* [EXERCISE] Report the number of lines in the records below that contain the word "JSON", and nothing more.

[Page and application data records]
>>>>
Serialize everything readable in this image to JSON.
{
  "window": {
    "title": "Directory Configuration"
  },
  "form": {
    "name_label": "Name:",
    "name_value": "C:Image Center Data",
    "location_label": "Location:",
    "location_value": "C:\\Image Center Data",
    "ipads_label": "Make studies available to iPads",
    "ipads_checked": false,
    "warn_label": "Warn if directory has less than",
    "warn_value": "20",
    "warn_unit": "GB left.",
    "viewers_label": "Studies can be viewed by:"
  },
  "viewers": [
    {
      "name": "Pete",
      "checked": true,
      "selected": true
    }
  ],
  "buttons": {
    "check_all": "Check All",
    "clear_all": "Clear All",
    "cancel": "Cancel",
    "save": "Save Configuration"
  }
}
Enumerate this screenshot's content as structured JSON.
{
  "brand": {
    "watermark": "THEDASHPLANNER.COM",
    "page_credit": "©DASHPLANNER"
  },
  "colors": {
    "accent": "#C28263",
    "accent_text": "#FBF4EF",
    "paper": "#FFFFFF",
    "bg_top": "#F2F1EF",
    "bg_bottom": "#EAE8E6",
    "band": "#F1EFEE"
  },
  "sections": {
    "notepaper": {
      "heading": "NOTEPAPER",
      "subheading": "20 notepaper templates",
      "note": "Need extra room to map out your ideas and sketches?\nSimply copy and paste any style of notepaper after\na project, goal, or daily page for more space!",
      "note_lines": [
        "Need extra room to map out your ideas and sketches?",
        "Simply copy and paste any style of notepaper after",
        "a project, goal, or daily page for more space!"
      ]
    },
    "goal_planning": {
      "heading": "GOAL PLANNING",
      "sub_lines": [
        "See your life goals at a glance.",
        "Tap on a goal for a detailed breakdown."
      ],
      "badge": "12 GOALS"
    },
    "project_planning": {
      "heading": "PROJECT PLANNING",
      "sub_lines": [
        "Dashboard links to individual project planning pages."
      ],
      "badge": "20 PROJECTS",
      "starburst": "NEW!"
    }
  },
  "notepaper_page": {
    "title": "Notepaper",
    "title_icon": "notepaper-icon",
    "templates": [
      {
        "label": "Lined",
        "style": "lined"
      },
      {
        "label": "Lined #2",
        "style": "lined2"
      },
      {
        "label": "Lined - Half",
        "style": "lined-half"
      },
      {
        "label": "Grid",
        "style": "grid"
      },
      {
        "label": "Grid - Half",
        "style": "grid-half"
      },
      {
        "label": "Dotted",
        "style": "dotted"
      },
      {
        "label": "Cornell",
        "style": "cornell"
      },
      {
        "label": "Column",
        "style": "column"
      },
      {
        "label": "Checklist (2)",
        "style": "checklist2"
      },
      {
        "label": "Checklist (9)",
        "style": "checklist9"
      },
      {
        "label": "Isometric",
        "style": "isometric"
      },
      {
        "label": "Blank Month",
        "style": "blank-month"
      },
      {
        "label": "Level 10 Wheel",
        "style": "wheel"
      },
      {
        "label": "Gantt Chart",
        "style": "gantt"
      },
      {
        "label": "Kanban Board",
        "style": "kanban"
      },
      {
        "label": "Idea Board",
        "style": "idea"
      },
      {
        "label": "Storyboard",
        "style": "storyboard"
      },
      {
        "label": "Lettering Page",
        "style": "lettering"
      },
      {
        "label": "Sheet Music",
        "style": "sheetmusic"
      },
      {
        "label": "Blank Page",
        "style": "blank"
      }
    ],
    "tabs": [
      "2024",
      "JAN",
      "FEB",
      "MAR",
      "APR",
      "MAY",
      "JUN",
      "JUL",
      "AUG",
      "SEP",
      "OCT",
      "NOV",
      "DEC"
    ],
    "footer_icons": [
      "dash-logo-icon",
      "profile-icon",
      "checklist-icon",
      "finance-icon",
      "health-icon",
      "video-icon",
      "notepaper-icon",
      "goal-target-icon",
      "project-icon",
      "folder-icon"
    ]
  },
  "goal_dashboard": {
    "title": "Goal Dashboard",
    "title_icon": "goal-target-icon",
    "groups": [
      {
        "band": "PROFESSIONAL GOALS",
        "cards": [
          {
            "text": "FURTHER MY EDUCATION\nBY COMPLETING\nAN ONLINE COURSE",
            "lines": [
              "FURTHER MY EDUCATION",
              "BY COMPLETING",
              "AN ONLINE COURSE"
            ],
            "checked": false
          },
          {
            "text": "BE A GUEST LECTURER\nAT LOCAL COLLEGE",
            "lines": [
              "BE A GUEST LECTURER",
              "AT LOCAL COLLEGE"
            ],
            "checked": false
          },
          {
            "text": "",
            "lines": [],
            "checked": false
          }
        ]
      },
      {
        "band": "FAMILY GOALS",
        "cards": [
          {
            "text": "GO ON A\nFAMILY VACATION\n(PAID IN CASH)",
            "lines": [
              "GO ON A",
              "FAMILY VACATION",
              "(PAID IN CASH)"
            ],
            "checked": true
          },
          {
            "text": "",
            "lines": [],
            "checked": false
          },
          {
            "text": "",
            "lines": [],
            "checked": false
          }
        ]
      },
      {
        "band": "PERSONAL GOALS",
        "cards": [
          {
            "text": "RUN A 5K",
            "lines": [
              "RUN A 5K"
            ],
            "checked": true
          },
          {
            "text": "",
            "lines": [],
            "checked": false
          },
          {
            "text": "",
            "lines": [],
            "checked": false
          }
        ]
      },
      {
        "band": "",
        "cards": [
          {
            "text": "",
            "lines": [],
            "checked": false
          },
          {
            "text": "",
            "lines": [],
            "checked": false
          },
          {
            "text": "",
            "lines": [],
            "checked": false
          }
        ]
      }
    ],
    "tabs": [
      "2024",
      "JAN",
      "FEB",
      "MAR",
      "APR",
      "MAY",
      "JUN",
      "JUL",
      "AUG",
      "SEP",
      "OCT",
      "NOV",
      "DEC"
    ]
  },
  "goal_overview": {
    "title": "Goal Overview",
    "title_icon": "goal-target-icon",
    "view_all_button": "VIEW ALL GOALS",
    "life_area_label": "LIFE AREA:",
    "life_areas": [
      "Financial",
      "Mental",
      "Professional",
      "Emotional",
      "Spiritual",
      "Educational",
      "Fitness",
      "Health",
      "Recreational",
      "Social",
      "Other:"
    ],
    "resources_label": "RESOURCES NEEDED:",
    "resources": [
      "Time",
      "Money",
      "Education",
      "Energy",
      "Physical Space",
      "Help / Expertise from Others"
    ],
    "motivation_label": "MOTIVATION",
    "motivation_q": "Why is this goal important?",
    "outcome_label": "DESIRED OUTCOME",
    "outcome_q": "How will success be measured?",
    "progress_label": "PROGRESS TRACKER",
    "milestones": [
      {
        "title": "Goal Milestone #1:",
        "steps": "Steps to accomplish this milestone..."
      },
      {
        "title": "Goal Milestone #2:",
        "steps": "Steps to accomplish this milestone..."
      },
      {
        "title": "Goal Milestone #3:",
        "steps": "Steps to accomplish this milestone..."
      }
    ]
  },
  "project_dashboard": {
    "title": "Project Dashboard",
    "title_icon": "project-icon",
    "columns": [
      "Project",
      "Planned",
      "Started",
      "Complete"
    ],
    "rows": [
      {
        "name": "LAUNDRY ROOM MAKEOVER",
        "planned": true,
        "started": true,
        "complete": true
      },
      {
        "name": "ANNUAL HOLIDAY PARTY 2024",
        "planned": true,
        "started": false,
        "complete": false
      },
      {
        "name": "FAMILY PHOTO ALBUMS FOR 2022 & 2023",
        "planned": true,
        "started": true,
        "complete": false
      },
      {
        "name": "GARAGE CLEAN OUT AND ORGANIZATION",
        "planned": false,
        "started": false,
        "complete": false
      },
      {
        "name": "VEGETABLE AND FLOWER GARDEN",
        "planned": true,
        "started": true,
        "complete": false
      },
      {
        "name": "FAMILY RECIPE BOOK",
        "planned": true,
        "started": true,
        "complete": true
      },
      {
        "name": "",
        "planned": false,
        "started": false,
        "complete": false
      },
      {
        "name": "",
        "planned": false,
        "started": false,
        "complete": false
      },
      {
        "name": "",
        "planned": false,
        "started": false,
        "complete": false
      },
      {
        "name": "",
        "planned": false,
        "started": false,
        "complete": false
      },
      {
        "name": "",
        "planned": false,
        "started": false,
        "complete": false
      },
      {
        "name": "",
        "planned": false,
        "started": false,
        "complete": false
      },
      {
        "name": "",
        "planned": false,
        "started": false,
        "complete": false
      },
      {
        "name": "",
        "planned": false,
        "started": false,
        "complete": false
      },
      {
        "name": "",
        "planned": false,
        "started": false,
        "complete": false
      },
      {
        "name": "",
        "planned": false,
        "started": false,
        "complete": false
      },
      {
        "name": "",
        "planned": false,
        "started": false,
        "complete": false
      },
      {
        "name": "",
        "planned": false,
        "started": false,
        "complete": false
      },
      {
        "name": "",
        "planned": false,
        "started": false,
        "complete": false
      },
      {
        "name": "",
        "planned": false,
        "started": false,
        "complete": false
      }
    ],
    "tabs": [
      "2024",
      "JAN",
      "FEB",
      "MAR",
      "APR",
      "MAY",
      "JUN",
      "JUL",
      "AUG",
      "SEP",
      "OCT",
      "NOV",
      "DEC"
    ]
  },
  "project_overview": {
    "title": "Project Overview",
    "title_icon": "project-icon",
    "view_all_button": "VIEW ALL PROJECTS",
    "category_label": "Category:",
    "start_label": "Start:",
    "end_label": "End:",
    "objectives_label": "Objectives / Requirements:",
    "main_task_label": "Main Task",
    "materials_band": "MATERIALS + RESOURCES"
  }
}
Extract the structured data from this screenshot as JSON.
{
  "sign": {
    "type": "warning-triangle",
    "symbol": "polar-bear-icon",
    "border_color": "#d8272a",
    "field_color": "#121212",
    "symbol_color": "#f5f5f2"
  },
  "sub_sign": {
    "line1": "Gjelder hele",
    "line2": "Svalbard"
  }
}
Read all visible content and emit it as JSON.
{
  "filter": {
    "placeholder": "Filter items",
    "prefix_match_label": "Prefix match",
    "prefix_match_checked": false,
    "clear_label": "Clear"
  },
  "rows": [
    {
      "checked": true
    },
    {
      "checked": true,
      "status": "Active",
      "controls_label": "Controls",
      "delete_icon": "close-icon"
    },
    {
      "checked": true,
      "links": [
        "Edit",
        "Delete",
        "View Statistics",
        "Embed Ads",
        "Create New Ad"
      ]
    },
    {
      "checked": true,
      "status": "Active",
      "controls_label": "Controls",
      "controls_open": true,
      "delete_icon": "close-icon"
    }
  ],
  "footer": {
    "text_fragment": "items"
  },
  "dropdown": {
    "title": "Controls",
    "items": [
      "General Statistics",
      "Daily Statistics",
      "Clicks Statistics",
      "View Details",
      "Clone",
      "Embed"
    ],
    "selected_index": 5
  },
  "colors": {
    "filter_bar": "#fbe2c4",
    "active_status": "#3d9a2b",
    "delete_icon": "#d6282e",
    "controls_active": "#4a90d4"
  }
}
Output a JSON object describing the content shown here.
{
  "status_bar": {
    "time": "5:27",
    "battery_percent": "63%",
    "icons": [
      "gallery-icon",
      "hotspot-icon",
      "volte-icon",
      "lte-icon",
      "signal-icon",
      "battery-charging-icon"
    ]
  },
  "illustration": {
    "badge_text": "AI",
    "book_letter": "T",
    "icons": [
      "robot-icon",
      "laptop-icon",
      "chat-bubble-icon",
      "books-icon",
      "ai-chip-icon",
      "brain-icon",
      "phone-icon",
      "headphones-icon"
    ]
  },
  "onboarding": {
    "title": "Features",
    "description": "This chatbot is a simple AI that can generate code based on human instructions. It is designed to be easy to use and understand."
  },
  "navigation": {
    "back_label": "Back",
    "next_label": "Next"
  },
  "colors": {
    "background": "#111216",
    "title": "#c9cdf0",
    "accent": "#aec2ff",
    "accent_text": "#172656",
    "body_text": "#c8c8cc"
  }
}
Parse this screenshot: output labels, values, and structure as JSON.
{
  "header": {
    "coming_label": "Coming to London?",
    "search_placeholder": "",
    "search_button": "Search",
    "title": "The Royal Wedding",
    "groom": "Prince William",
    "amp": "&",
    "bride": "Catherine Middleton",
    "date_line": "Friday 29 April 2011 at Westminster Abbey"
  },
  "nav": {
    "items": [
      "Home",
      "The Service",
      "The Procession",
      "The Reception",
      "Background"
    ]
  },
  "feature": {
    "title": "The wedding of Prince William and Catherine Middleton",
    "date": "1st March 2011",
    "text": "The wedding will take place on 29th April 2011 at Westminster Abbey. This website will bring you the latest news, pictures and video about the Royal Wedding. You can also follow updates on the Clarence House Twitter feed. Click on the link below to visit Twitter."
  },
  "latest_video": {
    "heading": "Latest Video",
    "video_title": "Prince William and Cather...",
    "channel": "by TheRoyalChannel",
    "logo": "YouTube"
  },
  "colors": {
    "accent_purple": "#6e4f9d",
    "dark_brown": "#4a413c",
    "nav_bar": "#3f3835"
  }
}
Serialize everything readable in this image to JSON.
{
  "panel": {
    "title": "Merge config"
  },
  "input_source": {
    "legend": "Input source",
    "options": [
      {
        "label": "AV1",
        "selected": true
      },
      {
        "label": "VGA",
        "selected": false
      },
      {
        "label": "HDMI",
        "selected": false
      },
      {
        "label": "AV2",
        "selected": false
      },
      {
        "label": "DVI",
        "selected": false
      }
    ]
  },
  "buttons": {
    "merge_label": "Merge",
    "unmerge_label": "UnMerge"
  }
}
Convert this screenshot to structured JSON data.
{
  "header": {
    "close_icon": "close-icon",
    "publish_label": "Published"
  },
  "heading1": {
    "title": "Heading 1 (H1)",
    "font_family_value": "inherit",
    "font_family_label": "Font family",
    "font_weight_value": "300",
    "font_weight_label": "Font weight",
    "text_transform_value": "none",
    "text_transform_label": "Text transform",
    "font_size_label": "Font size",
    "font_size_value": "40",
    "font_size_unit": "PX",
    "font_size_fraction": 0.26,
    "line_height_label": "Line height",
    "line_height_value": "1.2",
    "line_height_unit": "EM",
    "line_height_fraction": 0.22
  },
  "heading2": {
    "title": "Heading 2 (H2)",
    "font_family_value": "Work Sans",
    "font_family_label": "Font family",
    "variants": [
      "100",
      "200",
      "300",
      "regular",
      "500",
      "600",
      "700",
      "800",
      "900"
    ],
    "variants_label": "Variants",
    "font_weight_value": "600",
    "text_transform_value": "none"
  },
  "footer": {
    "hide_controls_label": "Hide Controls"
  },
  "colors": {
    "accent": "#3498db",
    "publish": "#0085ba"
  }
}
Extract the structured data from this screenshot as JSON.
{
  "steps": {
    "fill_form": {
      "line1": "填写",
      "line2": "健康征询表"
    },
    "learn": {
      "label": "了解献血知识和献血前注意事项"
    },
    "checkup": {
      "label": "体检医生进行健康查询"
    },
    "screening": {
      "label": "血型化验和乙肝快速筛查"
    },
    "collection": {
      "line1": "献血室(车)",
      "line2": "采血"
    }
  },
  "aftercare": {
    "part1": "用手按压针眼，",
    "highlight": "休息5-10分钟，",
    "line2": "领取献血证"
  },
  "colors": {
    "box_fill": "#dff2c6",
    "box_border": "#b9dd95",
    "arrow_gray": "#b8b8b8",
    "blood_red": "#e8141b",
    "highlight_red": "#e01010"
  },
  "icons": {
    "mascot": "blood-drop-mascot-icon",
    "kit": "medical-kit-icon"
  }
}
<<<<
* [SOLUTION] 9